Task goal:
If a line in the data contains "Viagem", copy it out.

Record set:
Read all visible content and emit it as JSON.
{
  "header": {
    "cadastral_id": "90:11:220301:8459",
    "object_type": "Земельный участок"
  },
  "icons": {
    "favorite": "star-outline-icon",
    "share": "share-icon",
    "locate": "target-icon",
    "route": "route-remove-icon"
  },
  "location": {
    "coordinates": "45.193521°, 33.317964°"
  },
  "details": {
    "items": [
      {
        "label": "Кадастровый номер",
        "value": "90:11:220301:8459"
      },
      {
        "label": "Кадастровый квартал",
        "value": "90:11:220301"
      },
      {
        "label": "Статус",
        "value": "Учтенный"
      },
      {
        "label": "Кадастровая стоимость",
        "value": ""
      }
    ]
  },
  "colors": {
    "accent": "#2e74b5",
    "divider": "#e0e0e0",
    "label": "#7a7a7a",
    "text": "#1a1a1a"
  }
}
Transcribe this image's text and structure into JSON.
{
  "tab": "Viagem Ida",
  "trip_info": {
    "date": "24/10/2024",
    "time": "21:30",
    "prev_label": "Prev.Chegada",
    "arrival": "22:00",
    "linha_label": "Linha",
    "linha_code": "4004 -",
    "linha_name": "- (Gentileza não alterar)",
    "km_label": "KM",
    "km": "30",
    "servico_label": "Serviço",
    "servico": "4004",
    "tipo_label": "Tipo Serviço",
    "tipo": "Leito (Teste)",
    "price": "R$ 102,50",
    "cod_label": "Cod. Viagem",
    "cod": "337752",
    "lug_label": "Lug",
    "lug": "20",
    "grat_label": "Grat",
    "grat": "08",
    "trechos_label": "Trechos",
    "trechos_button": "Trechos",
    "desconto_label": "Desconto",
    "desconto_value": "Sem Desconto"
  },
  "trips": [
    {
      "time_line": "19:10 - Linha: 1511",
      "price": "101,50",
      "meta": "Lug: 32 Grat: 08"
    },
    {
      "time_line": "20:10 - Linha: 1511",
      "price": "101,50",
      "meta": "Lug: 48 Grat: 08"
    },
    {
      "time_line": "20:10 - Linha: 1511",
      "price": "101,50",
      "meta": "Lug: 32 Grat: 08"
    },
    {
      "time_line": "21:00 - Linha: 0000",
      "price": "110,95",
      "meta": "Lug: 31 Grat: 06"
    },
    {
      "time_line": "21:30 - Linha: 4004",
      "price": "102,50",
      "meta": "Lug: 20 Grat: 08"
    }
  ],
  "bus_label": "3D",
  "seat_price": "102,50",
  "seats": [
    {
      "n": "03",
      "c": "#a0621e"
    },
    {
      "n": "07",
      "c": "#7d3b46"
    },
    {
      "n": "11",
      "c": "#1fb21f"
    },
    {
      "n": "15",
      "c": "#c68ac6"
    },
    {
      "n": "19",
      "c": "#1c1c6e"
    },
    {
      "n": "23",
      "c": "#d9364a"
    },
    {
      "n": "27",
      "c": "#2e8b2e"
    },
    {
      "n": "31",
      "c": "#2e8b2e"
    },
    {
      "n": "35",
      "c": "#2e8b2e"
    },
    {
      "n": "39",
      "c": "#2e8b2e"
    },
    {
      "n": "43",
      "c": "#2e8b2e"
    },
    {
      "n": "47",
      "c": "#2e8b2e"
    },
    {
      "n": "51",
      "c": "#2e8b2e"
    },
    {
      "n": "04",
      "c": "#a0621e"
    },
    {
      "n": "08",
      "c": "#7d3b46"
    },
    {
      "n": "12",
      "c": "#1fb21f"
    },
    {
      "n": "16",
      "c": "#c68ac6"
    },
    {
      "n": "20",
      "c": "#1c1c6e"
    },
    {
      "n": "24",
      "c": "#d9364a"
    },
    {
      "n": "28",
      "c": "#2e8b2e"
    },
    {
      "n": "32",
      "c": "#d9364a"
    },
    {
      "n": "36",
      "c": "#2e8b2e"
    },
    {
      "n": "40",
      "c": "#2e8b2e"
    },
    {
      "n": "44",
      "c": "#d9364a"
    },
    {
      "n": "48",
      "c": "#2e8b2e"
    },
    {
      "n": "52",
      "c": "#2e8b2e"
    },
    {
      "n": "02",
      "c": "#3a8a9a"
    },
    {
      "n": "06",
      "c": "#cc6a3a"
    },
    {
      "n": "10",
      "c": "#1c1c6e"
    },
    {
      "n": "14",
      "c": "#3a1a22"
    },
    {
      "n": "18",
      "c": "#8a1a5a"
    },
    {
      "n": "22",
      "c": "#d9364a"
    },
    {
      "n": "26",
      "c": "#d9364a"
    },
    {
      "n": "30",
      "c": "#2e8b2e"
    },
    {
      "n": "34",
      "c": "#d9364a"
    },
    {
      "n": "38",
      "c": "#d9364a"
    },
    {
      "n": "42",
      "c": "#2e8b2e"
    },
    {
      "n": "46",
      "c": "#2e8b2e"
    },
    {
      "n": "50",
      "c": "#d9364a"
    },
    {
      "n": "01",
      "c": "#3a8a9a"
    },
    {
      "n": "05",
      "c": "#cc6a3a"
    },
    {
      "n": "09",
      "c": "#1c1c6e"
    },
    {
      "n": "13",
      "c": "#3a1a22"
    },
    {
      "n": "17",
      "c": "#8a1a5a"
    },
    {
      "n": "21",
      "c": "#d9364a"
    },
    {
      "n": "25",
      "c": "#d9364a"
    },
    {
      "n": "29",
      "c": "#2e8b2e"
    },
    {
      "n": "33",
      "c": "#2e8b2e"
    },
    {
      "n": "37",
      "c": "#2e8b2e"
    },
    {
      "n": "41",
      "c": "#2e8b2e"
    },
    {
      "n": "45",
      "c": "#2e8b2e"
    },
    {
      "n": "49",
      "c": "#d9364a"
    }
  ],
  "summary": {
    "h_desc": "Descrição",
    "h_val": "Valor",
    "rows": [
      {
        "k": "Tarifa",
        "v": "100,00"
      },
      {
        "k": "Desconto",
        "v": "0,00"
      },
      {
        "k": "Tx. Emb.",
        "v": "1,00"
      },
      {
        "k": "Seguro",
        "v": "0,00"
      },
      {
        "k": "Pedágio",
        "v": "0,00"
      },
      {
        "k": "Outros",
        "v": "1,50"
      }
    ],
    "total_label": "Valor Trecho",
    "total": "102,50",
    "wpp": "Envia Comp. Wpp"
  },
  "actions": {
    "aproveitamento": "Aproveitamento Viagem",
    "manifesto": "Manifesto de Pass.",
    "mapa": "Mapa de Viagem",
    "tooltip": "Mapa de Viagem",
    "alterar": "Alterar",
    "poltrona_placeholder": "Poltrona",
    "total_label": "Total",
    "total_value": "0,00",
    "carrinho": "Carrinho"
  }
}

Your solution:
  "tab": "Viagem Ida",
    "cod_label": "Cod. Viagem",
    "aproveitamento": "Aproveitamento Viagem",
    "mapa": "Mapa de Viagem",
    "tooltip": "Mapa de Viagem",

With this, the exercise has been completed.